--- EXTRACTED ENTRIES ---
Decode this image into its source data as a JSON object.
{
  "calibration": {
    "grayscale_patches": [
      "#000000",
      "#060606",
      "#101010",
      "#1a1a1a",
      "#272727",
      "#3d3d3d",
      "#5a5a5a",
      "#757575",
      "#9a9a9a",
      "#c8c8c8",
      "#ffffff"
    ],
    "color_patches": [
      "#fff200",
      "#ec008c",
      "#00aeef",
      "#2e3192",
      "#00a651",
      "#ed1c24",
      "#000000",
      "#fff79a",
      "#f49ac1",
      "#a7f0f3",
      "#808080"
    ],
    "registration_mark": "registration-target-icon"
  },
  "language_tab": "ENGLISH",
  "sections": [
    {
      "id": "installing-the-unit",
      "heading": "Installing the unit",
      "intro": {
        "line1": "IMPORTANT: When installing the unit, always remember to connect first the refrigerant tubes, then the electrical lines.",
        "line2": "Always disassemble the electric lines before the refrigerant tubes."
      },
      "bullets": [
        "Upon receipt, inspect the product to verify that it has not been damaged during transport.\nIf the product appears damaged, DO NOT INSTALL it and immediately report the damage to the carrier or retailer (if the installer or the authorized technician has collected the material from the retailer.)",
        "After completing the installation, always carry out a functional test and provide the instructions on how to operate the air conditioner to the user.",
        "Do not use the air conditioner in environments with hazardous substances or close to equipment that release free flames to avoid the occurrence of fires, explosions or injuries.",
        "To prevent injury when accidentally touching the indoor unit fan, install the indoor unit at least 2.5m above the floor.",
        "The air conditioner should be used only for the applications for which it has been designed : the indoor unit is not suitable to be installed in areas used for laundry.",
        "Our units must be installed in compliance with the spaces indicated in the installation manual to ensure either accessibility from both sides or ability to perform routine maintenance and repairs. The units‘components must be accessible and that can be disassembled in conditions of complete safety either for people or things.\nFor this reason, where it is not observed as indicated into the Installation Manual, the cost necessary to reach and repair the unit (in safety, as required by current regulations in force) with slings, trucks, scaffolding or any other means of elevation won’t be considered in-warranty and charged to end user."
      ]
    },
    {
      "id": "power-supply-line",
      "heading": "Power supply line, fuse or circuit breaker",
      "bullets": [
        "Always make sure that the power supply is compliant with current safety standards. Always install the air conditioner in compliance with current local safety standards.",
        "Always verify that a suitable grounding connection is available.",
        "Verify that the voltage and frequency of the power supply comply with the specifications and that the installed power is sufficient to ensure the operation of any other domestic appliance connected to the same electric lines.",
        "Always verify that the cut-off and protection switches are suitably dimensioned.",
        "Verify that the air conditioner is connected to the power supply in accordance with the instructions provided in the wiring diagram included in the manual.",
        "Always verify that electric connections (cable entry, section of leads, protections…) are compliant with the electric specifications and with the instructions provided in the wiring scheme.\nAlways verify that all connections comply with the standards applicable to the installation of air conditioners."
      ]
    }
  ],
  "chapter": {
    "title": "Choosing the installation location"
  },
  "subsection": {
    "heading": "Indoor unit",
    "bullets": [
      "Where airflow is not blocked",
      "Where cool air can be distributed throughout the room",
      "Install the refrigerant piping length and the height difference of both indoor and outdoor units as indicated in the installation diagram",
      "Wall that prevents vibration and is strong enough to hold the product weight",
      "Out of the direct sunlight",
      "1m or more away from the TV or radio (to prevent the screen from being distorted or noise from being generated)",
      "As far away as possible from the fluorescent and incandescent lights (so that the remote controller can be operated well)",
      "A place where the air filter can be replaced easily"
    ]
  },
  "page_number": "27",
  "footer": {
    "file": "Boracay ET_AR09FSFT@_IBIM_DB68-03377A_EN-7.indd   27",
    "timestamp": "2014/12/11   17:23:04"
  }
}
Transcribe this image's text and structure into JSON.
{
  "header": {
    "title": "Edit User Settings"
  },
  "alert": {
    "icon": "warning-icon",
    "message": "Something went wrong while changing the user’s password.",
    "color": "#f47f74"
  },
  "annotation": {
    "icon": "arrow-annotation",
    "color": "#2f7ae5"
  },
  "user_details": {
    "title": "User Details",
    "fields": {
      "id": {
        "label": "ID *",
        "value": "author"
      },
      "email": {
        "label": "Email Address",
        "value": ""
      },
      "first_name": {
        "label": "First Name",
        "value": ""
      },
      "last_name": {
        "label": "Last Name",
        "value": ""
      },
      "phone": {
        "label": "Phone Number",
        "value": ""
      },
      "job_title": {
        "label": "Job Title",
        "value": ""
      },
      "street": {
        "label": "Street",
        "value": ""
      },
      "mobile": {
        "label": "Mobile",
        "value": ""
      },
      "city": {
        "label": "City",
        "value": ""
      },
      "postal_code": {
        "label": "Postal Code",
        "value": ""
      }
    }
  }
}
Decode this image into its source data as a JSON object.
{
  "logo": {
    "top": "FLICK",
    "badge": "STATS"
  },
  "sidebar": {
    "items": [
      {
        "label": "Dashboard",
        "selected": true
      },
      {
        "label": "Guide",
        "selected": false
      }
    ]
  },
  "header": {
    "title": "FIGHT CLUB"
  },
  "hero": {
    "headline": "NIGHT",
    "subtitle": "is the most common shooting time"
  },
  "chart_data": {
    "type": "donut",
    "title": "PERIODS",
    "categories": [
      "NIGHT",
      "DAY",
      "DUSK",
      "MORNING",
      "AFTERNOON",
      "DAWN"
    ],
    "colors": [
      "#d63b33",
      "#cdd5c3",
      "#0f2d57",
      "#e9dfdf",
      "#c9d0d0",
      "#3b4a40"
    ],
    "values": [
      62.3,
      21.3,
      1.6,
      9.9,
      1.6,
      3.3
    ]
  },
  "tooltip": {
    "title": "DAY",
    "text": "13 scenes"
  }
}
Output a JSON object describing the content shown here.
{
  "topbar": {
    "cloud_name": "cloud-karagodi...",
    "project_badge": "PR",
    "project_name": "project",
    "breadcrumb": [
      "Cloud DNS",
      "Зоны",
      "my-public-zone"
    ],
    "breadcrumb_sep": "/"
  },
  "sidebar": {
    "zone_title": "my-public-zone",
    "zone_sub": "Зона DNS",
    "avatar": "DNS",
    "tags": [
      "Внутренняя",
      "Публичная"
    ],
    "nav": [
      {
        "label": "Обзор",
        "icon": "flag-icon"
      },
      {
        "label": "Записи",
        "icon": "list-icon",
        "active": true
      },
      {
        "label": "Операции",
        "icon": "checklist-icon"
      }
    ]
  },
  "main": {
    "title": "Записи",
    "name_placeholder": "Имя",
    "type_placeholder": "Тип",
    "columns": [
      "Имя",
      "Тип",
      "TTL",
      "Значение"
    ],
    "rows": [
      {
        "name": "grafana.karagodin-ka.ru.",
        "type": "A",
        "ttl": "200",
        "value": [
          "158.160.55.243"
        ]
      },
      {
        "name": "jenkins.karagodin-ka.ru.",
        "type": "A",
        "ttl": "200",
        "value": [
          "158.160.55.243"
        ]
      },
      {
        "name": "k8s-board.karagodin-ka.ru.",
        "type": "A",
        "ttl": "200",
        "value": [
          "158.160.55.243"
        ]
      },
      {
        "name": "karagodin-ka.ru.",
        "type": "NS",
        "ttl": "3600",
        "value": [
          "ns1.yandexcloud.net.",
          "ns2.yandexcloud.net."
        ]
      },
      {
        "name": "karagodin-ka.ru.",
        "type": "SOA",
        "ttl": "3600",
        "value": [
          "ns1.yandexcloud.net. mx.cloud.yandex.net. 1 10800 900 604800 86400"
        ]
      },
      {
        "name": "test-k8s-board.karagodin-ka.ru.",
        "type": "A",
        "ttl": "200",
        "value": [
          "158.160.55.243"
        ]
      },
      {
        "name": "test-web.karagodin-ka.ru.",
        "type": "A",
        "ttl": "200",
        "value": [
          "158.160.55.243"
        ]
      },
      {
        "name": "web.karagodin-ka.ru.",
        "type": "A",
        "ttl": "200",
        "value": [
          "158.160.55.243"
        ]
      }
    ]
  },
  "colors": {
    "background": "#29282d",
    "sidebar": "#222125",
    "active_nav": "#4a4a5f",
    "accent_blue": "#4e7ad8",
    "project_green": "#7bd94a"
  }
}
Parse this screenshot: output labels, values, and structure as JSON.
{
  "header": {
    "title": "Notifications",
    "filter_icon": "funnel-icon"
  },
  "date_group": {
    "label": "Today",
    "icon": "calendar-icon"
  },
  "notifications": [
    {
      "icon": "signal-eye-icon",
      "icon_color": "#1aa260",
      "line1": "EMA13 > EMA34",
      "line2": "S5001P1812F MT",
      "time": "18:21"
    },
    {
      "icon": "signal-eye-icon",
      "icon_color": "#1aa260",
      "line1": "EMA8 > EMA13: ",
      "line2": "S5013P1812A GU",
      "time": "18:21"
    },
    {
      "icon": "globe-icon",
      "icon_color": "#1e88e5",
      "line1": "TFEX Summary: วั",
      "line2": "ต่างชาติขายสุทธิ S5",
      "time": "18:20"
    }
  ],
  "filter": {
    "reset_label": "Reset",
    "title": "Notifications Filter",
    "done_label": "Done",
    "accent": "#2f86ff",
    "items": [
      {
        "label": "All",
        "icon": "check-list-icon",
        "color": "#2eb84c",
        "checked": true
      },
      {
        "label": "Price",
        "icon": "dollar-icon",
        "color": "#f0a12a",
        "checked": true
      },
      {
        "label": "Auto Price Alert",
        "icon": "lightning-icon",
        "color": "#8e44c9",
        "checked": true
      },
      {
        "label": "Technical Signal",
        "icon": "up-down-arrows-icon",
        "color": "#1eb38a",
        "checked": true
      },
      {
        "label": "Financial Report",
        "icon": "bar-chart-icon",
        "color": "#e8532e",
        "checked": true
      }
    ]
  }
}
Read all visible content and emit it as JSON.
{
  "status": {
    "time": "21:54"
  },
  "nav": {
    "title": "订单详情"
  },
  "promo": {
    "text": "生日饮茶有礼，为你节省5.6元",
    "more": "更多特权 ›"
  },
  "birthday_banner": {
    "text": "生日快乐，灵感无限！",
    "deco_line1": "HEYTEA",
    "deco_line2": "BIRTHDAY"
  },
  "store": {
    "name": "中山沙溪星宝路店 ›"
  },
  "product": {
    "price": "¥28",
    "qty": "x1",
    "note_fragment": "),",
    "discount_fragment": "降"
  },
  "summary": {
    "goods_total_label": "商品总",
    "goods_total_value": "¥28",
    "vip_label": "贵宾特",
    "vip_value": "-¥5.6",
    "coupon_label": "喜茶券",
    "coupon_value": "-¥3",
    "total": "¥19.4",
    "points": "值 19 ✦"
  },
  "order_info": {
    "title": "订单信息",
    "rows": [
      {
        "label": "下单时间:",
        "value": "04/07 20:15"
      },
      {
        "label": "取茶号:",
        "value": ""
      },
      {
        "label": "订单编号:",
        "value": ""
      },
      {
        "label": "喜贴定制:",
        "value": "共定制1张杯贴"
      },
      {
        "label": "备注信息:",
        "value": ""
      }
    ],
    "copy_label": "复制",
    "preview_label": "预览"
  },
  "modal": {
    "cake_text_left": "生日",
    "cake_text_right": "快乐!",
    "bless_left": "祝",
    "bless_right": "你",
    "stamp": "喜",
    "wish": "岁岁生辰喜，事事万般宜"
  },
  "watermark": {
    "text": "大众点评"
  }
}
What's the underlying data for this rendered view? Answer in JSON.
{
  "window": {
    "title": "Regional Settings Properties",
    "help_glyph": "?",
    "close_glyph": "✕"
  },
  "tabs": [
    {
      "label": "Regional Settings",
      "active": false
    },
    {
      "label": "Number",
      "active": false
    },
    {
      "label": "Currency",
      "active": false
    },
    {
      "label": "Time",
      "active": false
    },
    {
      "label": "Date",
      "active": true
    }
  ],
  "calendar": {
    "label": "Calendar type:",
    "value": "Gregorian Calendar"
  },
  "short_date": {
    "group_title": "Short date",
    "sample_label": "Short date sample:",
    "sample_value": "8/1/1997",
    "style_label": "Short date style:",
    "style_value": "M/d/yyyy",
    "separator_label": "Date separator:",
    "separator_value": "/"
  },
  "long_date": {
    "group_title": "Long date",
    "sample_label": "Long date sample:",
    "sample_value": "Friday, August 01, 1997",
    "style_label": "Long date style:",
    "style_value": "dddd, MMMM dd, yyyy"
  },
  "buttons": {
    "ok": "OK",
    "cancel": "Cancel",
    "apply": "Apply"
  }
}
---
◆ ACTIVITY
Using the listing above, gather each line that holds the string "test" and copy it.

◆ YOUR SOLUTION
        "After completing the installation, always carry out a functional test and provide the instructions on how to operate the air conditioner to the user.",
        "name": "test-k8s-board.karagodin-ka.ru.",
        "name": "test-web.karagodin-ka.ru.",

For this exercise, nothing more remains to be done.